------ Data records

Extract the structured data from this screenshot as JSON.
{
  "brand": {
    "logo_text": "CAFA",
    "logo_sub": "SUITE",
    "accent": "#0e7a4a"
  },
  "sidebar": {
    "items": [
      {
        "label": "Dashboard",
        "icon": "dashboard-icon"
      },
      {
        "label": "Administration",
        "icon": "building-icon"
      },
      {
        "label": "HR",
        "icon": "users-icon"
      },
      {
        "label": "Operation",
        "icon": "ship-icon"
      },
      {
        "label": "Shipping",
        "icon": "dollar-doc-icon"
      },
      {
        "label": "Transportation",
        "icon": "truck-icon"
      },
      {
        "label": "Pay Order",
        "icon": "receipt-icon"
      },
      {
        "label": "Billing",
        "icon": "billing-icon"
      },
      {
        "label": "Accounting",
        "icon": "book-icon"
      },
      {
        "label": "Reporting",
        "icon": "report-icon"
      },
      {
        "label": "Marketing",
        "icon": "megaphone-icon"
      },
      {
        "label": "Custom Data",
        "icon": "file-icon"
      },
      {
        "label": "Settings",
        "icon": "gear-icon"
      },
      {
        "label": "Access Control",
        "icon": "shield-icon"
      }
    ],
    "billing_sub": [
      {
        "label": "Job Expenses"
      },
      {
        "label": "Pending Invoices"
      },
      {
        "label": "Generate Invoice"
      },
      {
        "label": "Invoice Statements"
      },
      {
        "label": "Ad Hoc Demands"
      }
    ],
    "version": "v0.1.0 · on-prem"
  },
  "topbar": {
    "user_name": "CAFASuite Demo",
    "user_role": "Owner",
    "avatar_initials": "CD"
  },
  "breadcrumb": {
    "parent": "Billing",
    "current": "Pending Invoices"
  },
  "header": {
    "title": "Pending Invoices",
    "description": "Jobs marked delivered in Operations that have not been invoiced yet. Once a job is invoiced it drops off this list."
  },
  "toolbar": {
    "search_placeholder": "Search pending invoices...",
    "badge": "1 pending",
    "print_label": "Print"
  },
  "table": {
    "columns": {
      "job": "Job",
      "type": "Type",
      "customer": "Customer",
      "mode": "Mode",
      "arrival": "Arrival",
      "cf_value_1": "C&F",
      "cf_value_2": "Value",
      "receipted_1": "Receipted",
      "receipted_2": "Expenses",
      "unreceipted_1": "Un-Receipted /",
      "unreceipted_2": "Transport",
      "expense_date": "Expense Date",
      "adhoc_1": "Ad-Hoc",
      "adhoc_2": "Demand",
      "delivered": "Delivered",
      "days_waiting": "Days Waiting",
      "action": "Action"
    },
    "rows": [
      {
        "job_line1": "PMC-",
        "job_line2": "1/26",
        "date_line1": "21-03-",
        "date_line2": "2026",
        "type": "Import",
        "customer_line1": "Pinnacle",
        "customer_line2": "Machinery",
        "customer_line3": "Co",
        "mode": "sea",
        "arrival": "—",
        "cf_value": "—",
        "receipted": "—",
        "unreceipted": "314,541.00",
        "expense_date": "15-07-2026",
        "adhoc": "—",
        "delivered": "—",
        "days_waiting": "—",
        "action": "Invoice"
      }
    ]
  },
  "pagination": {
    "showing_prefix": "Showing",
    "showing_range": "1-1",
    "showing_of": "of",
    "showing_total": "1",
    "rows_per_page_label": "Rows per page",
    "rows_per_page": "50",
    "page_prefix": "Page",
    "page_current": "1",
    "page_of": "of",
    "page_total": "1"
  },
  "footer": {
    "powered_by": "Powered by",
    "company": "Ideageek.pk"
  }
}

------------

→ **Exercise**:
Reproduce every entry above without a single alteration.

→ **Answer area**:
Extract the structured data from this screenshot as JSON.
{
  "brand": {
    "logo_text": "CAFA",
    "logo_sub": "SUITE",
    "accent": "#0e7a4a"
  },
  "sidebar": {
    "items": [
      {
        "label": "Dashboard",
        "icon": "dashboard-icon"
      },
      {
        "label": "Administration",
        "icon": "building-icon"
      },
      {
        "label": "HR",
        "icon": "users-icon"
      },
      {
        "label": "Operation",
        "icon": "ship-icon"
      },
      {
        "label": "Shipping",
        "icon": "dollar-doc-icon"
      },
      {
        "label": "Transportation",
        "icon": "truck-icon"
      },
      {
        "label": "Pay Order",
        "icon": "receipt-icon"
      },
      {
        "label": "Billing",
        "icon": "billing-icon"
      },
      {
        "label": "Accounting",
        "icon": "book-icon"
      },
      {
        "label": "Reporting",
        "icon": "report-icon"
      },
      {
        "label": "Marketing",
        "icon": "megaphone-icon"
      },
      {
        "label": "Custom Data",
        "icon": "file-icon"
      },
      {
        "label": "Settings",
        "icon": "gear-icon"
      },
      {
        "label": "Access Control",
        "icon": "shield-icon"
      }
    ],
    "billing_sub": [
      {
        "label": "Job Expenses"
      },
      {
        "label": "Pending Invoices"
      },
      {
        "label": "Generate Invoice"
      },
      {
        "label": "Invoice Statements"
      },
      {
        "label": "Ad Hoc Demands"
      }
    ],
    "version": "v0.1.0 · on-prem"
  },
  "topbar": {
    "user_name": "CAFASuite Demo",
    "user_role": "Owner",
    "avatar_initials": "CD"
  },
  "breadcrumb": {
    "parent": "Billing",
    "current": "Pending Invoices"
  },
  "header": {
    "title": "Pending Invoices",
    "description": "Jobs marked delivered in Operations that have not been invoiced yet. Once a job is invoiced it drops off this list."
  },
  "toolbar": {
    "search_placeholder": "Search pending invoices...",
    "badge": "1 pending",
    "print_label": "Print"
  },
  "table": {
    "columns": {
      "job": "Job",
      "type": "Type",
      "customer": "Customer",
      "mode": "Mode",
      "arrival": "Arrival",
      "cf_value_1": "C&F",
      "cf_value_2": "Value",
      "receipted_1": "Receipted",
      "receipted_2": "Expenses",
      "unreceipted_1": "Un-Receipted /",
      "unreceipted_2": "Transport",
      "expense_date": "Expense Date",
      "adhoc_1": "Ad-Hoc",
      "adhoc_2": "Demand",
      "delivered": "Delivered",
      "days_waiting": "Days Waiting",
      "action": "Action"
    },
    "rows": [
      {
        "job_line1": "PMC-",
        "job_line2": "1/26",
        "date_line1": "21-03-",
        "date_line2": "2026",
        "type": "Import",
        "customer_line1": "Pinnacle",
        "customer_line2": "Machinery",
        "customer_line3": "Co",
        "mode": "sea",
        "arrival": "—",
        "cf_value": "—",
        "receipted": "—",
        "unreceipted": "314,541.00",
        "expense_date": "15-07-2026",
        "adhoc": "—",
        "delivered": "—",
        "days_waiting": "—",
        "action": "Invoice"
      }
    ]
  },
  "pagination": {
    "showing_prefix": "Showing",
    "showing_range": "1-1",
    "showing_of": "of",
    "showing_total": "1",
    "rows_per_page_label": "Rows per page",
    "rows_per_page": "50",
    "page_prefix": "Page",
    "page_current": "1",
    "page_of": "of",
    "page_total": "1"
  },
  "footer": {
    "powered_by": "Powered by",
    "company": "Ideageek.pk"
  }
}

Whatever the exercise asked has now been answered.